-Soap Opera Digest, Aug. 23, 2011
I love Indian food, especially vegetarian offerings like Aloo Gobi (potato and cauliflower curry). I was first introduced to Indian food by a former boyfriend back in Hawaii. He would take me to this awesome place in Honolulu where all the curries and daals and chutneys were served on this metal tray like from my high school cafeteria. Everything was so spicy and exotic. I couldn't get enough. That it was healthy and vegetarian, aided in my never ending fitness routine and six-mile daily jog.
This Aloo Gobi recipe seemed easy enough to make in my home. All I really needed was to pick up garam masala by the 1/2 teaspoonful at PCC (cheapest option; buying an entire bottle is expensive).

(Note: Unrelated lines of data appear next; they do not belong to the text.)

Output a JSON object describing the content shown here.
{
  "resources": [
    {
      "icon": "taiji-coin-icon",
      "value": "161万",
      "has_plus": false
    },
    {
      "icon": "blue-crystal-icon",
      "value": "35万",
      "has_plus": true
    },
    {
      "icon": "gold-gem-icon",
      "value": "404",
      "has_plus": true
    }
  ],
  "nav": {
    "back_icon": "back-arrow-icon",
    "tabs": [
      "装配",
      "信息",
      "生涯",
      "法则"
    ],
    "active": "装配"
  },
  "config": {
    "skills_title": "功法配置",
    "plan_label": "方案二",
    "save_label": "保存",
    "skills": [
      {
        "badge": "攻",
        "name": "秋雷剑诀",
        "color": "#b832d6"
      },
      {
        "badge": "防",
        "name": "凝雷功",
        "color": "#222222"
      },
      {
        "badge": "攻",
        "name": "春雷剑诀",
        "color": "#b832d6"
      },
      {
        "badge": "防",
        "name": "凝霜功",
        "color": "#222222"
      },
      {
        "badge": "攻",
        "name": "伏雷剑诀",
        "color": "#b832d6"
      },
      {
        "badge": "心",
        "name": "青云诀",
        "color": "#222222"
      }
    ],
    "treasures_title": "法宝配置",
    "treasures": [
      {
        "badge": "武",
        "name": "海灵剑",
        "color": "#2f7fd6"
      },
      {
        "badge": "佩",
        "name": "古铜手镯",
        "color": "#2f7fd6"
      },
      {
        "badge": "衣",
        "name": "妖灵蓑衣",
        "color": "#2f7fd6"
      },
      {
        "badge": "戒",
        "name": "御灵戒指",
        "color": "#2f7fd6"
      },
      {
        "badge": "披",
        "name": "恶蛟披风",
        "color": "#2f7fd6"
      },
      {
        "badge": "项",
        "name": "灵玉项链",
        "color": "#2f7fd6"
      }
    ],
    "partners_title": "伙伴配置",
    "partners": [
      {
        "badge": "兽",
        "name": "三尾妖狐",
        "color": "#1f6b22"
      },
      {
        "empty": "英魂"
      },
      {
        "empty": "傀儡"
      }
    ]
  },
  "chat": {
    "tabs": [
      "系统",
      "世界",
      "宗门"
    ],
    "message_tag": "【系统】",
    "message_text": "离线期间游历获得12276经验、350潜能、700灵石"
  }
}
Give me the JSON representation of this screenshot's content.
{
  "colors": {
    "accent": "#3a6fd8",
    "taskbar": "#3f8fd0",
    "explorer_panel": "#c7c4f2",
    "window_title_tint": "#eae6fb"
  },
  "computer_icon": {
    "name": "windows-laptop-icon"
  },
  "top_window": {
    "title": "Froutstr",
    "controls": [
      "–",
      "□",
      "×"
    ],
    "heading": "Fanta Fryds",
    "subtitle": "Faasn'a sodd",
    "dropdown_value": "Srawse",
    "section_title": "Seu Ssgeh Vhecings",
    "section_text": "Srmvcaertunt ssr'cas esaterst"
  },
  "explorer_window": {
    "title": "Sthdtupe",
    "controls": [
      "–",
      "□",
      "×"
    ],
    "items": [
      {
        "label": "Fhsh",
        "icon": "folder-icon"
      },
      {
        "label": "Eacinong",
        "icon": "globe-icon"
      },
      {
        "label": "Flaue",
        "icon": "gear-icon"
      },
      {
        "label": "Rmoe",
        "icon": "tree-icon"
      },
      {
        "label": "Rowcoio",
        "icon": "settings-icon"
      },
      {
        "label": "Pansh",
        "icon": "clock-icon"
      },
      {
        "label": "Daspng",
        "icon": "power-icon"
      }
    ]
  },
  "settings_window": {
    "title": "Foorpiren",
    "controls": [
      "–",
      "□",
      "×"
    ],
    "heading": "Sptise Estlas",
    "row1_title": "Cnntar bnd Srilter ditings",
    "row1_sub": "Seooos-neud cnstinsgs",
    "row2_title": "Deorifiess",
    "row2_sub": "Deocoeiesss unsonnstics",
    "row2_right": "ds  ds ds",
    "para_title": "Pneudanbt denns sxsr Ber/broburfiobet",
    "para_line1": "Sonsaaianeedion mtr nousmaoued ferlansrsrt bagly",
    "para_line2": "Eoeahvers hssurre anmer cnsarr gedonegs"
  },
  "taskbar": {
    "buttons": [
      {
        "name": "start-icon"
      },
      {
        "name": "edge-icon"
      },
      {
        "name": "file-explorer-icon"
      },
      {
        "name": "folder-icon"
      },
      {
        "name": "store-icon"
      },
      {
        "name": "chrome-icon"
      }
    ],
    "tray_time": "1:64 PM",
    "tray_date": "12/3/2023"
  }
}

I actually had to pick up a whole lot more than one spice. Earlier today, I went to the Farmer's Market and PCC for most of the vegetables. The recipe didn't specify what kind of green chilies to get, so I got big serranos.
The hardest part of cooking Indian food is preparing all of the ingredients for the skillet, then, standing there making sure each one is toasted long enough in the oil with the other spices. I got the garlic and onion prepped when I realized I didn't get enough ginger. I finished chopping the other vegetables, put them in their own dishes, then went back to the store for more ginger.
I hate doing that.
I didn't use just water for the two cups liquid. I needed more flavor, if my husband was going to try some. Truth be told, I should've added chicken for him. I used a can of chicken broth then finished up the second cup with water. It still needed more salt after simmering covered for 20 minutes.
If you're a vegetarian/vegan, you would love this as is--minus the chicken broth. If you're allergic to tomatoes, use bell pepper, or even Chinese eggplant.
This is my attempt to eat better. Let's see how long this lasts.
I'm still interested in finding other Aloo Gobi recipes to try. Could be an Indian food-cooking trend here.